Website and app data records:
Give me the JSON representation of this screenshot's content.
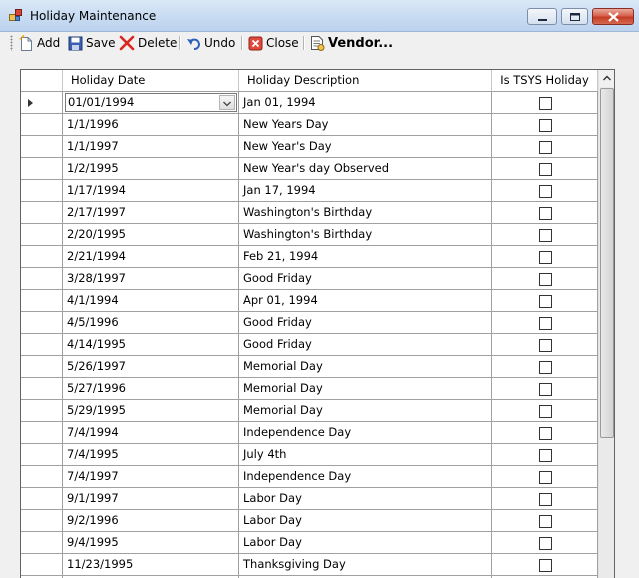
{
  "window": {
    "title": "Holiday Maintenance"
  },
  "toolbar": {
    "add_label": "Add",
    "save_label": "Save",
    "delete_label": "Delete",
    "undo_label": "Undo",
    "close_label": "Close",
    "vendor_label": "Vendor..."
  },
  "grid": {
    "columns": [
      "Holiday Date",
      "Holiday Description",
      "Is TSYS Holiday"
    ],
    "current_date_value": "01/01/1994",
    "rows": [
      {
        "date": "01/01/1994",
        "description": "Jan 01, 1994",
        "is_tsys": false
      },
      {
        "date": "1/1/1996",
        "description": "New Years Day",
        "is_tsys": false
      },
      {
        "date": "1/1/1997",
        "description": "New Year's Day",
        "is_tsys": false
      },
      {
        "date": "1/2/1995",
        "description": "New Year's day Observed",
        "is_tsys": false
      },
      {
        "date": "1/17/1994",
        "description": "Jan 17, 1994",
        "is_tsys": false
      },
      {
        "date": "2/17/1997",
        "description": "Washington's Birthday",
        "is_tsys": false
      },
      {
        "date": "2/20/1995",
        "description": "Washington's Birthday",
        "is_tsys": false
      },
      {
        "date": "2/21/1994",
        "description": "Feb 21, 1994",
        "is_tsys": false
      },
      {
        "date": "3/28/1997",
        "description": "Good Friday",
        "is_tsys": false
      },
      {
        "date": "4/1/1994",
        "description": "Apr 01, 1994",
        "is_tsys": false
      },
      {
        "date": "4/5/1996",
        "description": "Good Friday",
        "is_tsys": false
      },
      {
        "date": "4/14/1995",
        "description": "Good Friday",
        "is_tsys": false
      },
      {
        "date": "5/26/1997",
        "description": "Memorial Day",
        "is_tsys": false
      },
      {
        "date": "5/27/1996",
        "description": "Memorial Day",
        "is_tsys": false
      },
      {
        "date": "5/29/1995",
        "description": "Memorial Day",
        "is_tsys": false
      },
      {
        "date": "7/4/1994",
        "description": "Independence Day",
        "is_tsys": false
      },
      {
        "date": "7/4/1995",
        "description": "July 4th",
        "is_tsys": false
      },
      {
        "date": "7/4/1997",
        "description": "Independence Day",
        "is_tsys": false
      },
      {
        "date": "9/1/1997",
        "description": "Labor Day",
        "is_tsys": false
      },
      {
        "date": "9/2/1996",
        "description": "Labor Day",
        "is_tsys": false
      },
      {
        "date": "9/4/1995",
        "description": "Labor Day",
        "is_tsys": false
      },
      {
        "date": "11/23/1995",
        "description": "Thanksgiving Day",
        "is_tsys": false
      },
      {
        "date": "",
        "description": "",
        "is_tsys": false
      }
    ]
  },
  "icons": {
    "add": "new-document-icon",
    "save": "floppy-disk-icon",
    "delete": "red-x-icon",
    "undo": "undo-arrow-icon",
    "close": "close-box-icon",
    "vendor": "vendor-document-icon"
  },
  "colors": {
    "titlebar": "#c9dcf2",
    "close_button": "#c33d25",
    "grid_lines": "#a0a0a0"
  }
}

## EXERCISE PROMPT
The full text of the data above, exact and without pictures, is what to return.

## TASK SOLUTION
Give me the JSON representation of this screenshot's content.
{
  "window": {
    "title": "Holiday Maintenance"
  },
  "toolbar": {
    "add_label": "Add",
    "save_label": "Save",
    "delete_label": "Delete",
    "undo_label": "Undo",
    "close_label": "Close",
    "vendor_label": "Vendor..."
  },
  "grid": {
    "columns": [
      "Holiday Date",
      "Holiday Description",
      "Is TSYS Holiday"
    ],
    "current_date_value": "01/01/1994",
    "rows": [
      {
        "date": "01/01/1994",
        "description": "Jan 01, 1994",
        "is_tsys": false
      },
      {
        "date": "1/1/1996",
        "description": "New Years Day",
        "is_tsys": false
      },
      {
        "date": "1/1/1997",
        "description": "New Year's Day",
        "is_tsys": false
      },
      {
        "date": "1/2/1995",
        "description": "New Year's day Observed",
        "is_tsys": false
      },
      {
        "date": "1/17/1994",
        "description": "Jan 17, 1994",
        "is_tsys": false
      },
      {
        "date": "2/17/1997",
        "description": "Washington's Birthday",
        "is_tsys": false
      },
      {
        "date": "2/20/1995",
        "description": "Washington's Birthday",
        "is_tsys": false
      },
      {
        "date": "2/21/1994",
        "description": "Feb 21, 1994",
        "is_tsys": false
      },
      {
        "date": "3/28/1997",
        "description": "Good Friday",
        "is_tsys": false
      },
      {
        "date": "4/1/1994",
        "description": "Apr 01, 1994",
        "is_tsys": false
      },
      {
        "date": "4/5/1996",
        "description": "Good Friday",
        "is_tsys": false
      },
      {
        "date": "4/14/1995",
        "description": "Good Friday",
        "is_tsys": false
      },
      {
        "date": "5/26/1997",
        "description": "Memorial Day",
        "is_tsys": false
      },
      {
        "date": "5/27/1996",
        "description": "Memorial Day",
        "is_tsys": false
      },
      {
        "date": "5/29/1995",
        "description": "Memorial Day",
        "is_tsys": false
      },
      {
        "date": "7/4/1994",
        "description": "Independence Day",
        "is_tsys": false
      },
      {
        "date": "7/4/1995",
        "description": "July 4th",
        "is_tsys": false
      },
      {
        "date": "7/4/1997",
        "description": "Independence Day",
        "is_tsys": false
      },
      {
        "date": "9/1/1997",
        "description": "Labor Day",
        "is_tsys": false
      },
      {
        "date": "9/2/1996",
        "description": "Labor Day",
        "is_tsys": false
      },
      {
        "date": "9/4/1995",
        "description": "Labor Day",
        "is_tsys": false
      },
      {
        "date": "11/23/1995",
        "description": "Thanksgiving Day",
        "is_tsys": false
      },
      {
        "date": "",
        "description": "",
        "is_tsys": false
      }
    ]
  },
  "icons": {
    "add": "new-document-icon",
    "save": "floppy-disk-icon",
    "delete": "red-x-icon",
    "undo": "undo-arrow-icon",
    "close": "close-box-icon",
    "vendor": "vendor-document-icon"
  },
  "colors": {
    "titlebar": "#c9dcf2",
    "close_button": "#c33d25",
    "grid_lines": "#a0a0a0"
  }
}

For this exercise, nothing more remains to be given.